### Exercise details:
Output all of the records word for word and drop the images.

### Given data:
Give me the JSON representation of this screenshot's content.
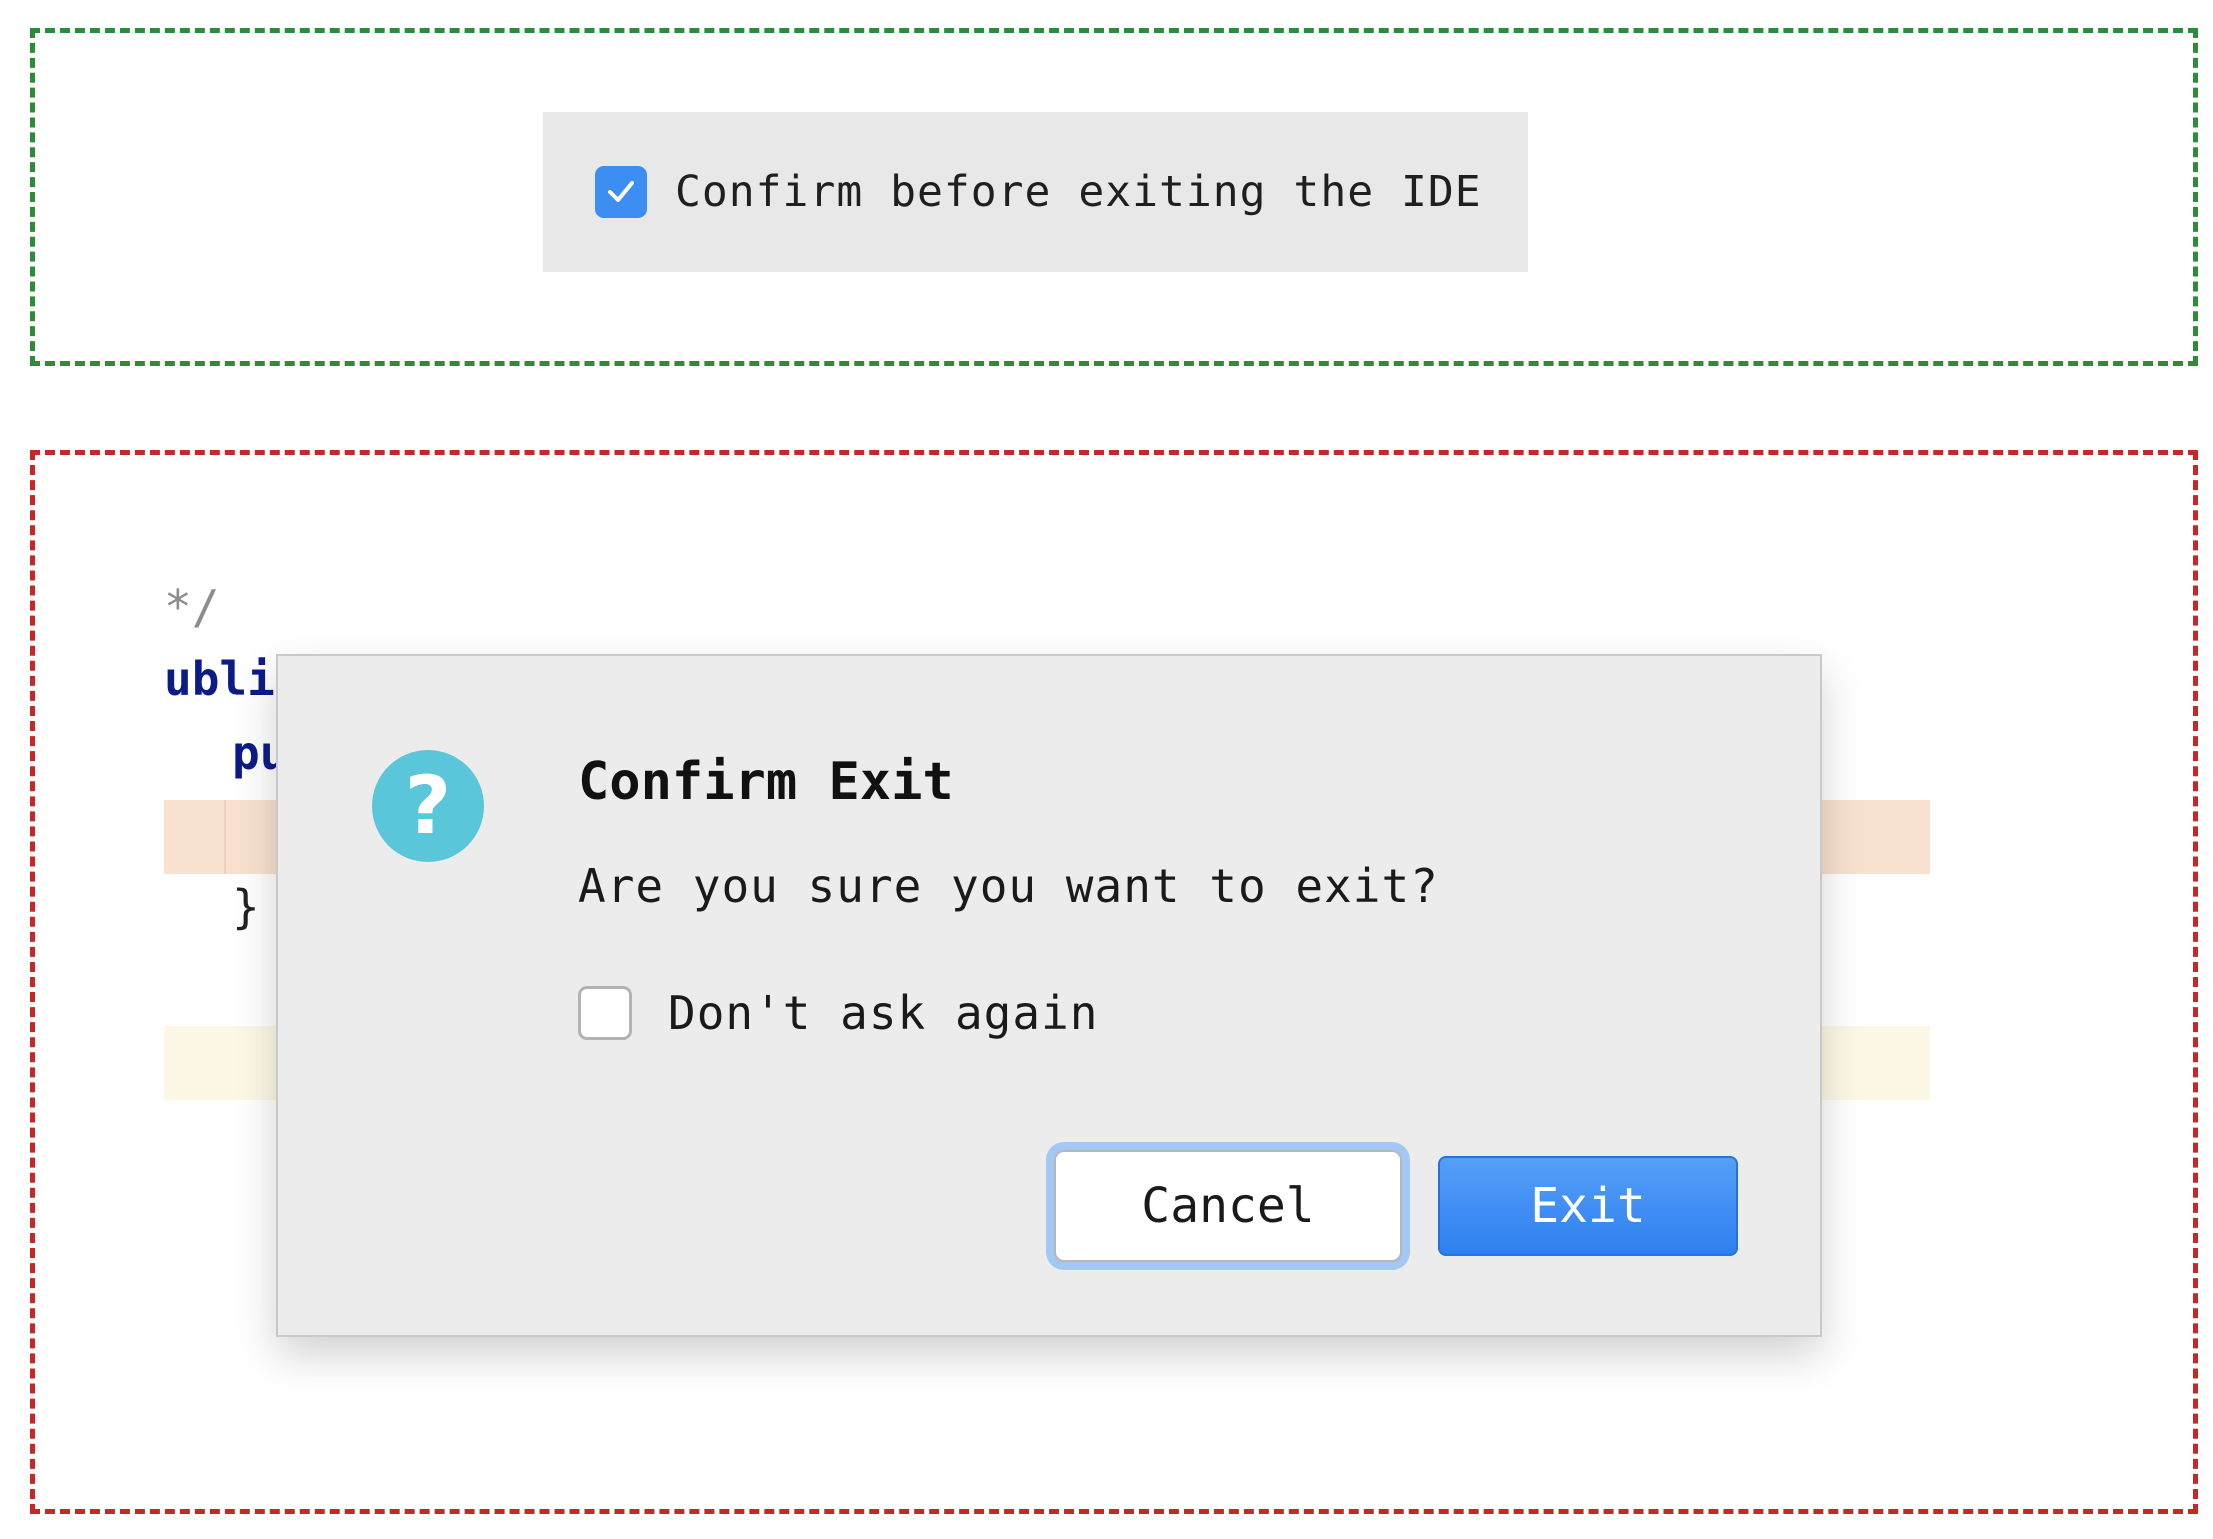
{
  "setting": {
    "checked": true,
    "label": "Confirm before exiting the IDE"
  },
  "editor": {
    "line1": "*/",
    "line2": "ublic",
    "line3": "pu",
    "line4": "}"
  },
  "dialog": {
    "title": "Confirm Exit",
    "message": "Are you sure you want to exit?",
    "checkbox_label": "Don't ask again",
    "checkbox_checked": false,
    "icon": "question-icon",
    "cancel_label": "Cancel",
    "exit_label": "Exit"
  },
  "colors": {
    "accent_blue": "#3c8ef3",
    "icon_teal": "#5ac6d9",
    "frame_green": "#2e8b3a",
    "frame_red": "#c62828"
  }
}
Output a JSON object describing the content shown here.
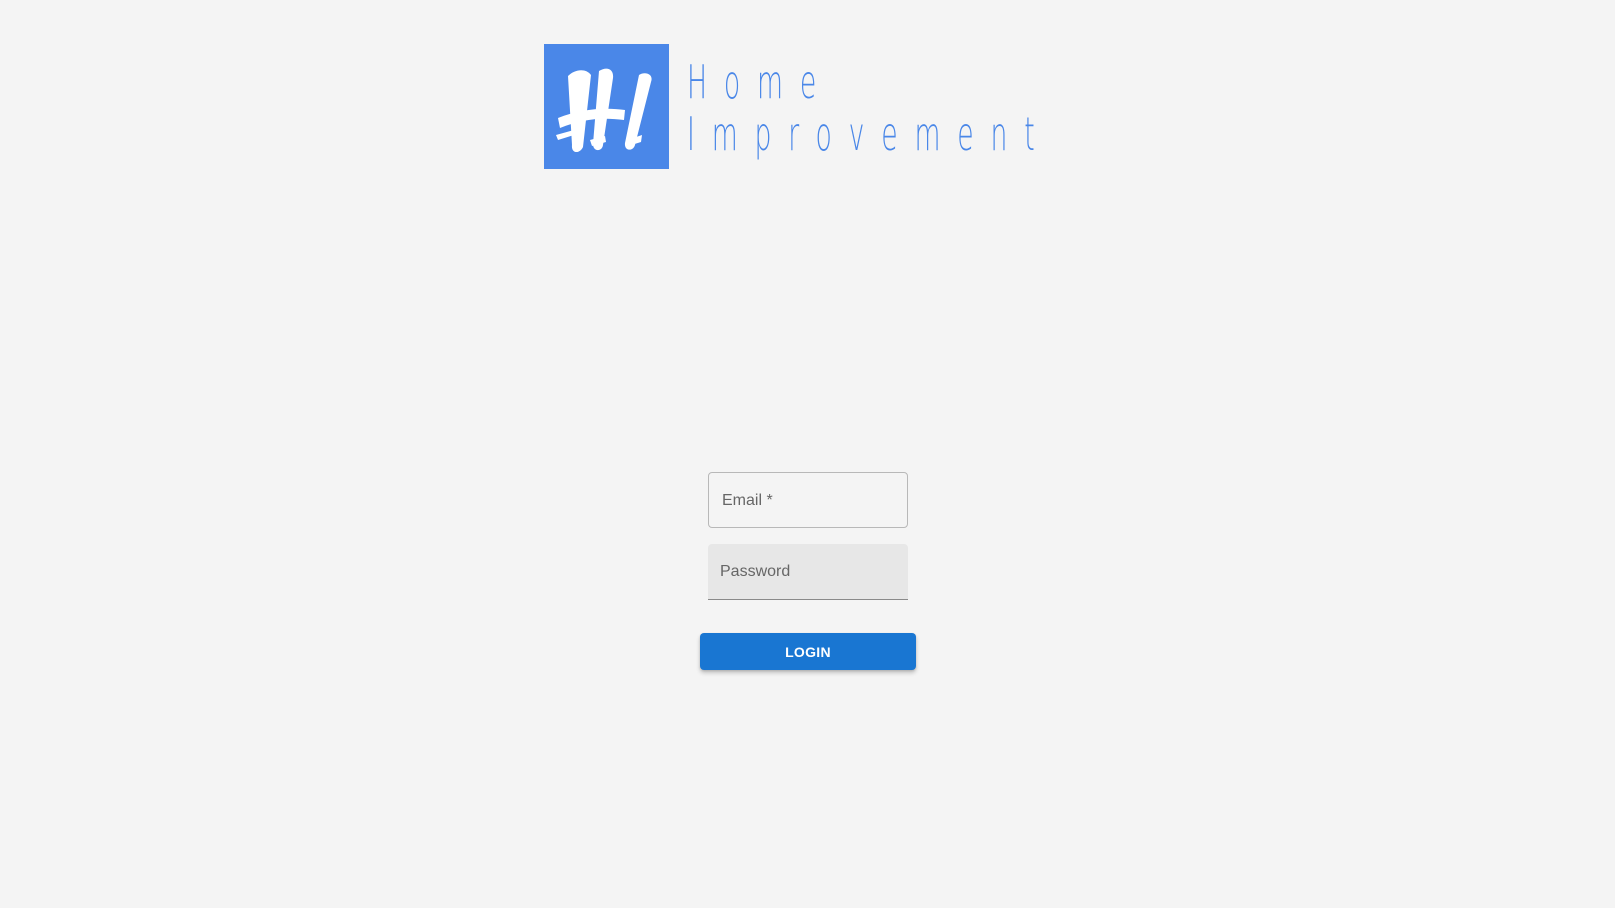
{
  "brand": {
    "initials": "HI",
    "name_line_1": "Home",
    "name_line_2": "Improvement",
    "accent": "#4a87e8"
  },
  "login_form": {
    "email_label": "Email *",
    "email_value": "",
    "password_label": "Password",
    "password_value": "",
    "button_label": "LOGIN",
    "button_color": "#1976d2"
  },
  "background": "#f4f4f4"
}
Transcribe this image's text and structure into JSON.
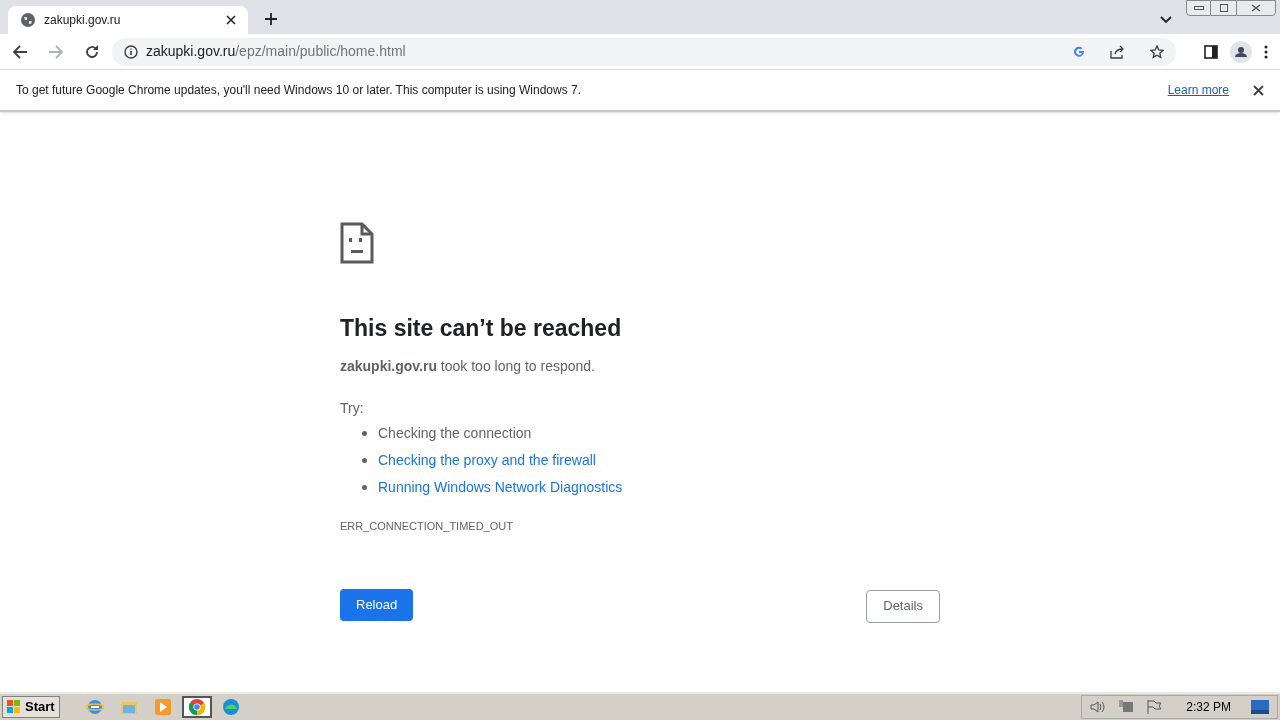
{
  "tab": {
    "title": "zakupki.gov.ru",
    "selected": true
  },
  "address": {
    "host": "zakupki.gov.ru",
    "path": "/epz/main/public/home.html"
  },
  "infobar": {
    "message": "To get future Google Chrome updates, you'll need Windows 10 or later. This computer is using Windows 7.",
    "link": "Learn more"
  },
  "error": {
    "title": "This site can’t be reached",
    "description": "**zakupki.gov.ru** took too long to respond.",
    "try_label": "Try:",
    "suggestions": [
      {
        "kind": "text",
        "text": "Checking the connection"
      },
      {
        "kind": "link",
        "text": "Checking the proxy and the firewall"
      },
      {
        "kind": "link",
        "text": "Running Windows Network Diagnostics"
      }
    ],
    "code": "ERR_CONNECTION_TIMED_OUT",
    "buttons": {
      "reload": "Reload",
      "details": "Details"
    }
  },
  "taskbar": {
    "start": "Start",
    "apps": [
      {
        "kind": "ie",
        "selected": false
      },
      {
        "kind": "explorer",
        "selected": false
      },
      {
        "kind": "media",
        "selected": false
      },
      {
        "kind": "chrome",
        "selected": true
      },
      {
        "kind": "edge",
        "selected": false
      }
    ],
    "clock": "2:32 PM"
  }
}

### Reply to the task:
Give me the JSON representation of this screenshot's content.
{
  "setting": {
    "checked": true,
    "label": "Confirm before exiting the IDE"
  },
  "editor": {
    "line1": "*/",
    "line2": "ublic",
    "line3": "pu",
    "line4": "}"
  },
  "dialog": {
    "title": "Confirm Exit",
    "message": "Are you sure you want to exit?",
    "checkbox_label": "Don't ask again",
    "checkbox_checked": false,
    "icon": "question-icon",
    "cancel_label": "Cancel",
    "exit_label": "Exit"
  },
  "colors": {
    "accent_blue": "#3c8ef3",
    "icon_teal": "#5ac6d9",
    "frame_green": "#2e8b3a",
    "frame_red": "#c62828"
  }
}
Output a JSON object describing the content shown here.
{
  "brand": {
    "initials": "HI",
    "name_line_1": "Home",
    "name_line_2": "Improvement",
    "accent": "#4a87e8"
  },
  "login_form": {
    "email_label": "Email *",
    "email_value": "",
    "password_label": "Password",
    "password_value": "",
    "button_label": "LOGIN",
    "button_color": "#1976d2"
  },
  "background": "#f4f4f4"
}
Transcribe this image's text and structure into JSON.
{
  "tab": {
    "title": "zakupki.gov.ru",
    "selected": true
  },
  "address": {
    "host": "zakupki.gov.ru",
    "path": "/epz/main/public/home.html"
  },
  "infobar": {
    "message": "To get future Google Chrome updates, you'll need Windows 10 or later. This computer is using Windows 7.",
    "link": "Learn more"
  },
  "error": {
    "title": "This site can’t be reached",
    "description": "**zakupki.gov.ru** took too long to respond.",
    "try_label": "Try:",
    "suggestions": [
      {
        "kind": "text",
        "text": "Checking the connection"
      },
      {
        "kind": "link",
        "text": "Checking the proxy and the firewall"
      },
      {
        "kind": "link",
        "text": "Running Windows Network Diagnostics"
      }
    ],
    "code": "ERR_CONNECTION_TIMED_OUT",
    "buttons": {
      "reload": "Reload",
      "details": "Details"
    }
  },
  "taskbar": {
    "start": "Start",
    "apps": [
      {
        "kind": "ie",
        "selected": false
      },
      {
        "kind": "explorer",
        "selected": false
      },
      {
        "kind": "media",
        "selected": false
      },
      {
        "kind": "chrome",
        "selected": true
      },
      {
        "kind": "edge",
        "selected": false
      }
    ],
    "clock": "2:32 PM"
  }
}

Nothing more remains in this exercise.